Saturday, October 25, 2008

Five best: ghost tales

Brad Leithauser, editor of The Norton Book of Ghost Stories, named a five best list of ghost tales for the Wall Street Journal.

One title from his list:
The Haunting of Hill House
by Shirley Jackson
Viking, 1959
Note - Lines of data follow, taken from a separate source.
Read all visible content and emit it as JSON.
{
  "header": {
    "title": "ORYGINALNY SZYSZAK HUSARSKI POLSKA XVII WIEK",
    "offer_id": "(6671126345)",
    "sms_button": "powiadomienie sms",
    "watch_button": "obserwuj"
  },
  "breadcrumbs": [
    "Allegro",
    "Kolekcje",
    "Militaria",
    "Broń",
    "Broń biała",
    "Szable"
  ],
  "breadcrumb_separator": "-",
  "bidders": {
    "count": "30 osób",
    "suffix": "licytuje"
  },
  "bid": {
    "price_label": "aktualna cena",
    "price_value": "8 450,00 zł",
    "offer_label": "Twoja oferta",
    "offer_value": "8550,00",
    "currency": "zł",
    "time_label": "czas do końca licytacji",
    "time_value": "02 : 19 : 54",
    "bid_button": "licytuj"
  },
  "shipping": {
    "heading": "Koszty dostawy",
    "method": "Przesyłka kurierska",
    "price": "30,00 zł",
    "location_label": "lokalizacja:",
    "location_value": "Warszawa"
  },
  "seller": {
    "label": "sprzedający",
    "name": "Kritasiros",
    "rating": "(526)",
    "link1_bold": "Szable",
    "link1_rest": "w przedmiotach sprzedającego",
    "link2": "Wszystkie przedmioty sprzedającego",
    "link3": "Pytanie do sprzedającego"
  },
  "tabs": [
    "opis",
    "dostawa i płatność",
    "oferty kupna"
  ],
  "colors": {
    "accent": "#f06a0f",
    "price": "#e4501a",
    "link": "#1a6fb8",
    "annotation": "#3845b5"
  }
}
For reasons perhaps only the dead could explain, the sophisticated ghost story reached its zenith in the Victorian era. Later supernatural fiction tended to be both grislier and less frightening. So there was a special pleasure, for fans of the old-fashioned tale, when Shirley Jackson resurrected the form in 1959 with "The Haunting of Hill House." Her haunted house is an all but living thing, intent on confounding the scientific investigators who come to probe it. Ghost stories often convey a feeling of eerie diminishment, in which the characters grow smaller and smaller as something large and inexplicable and implacable discloses itself. This is wonderfully the case in "The Haunting of Hill House," where the human interlopers dwindle as the "empty" house expands.
Read more about Leithauser's list.

--Marshal Zeringue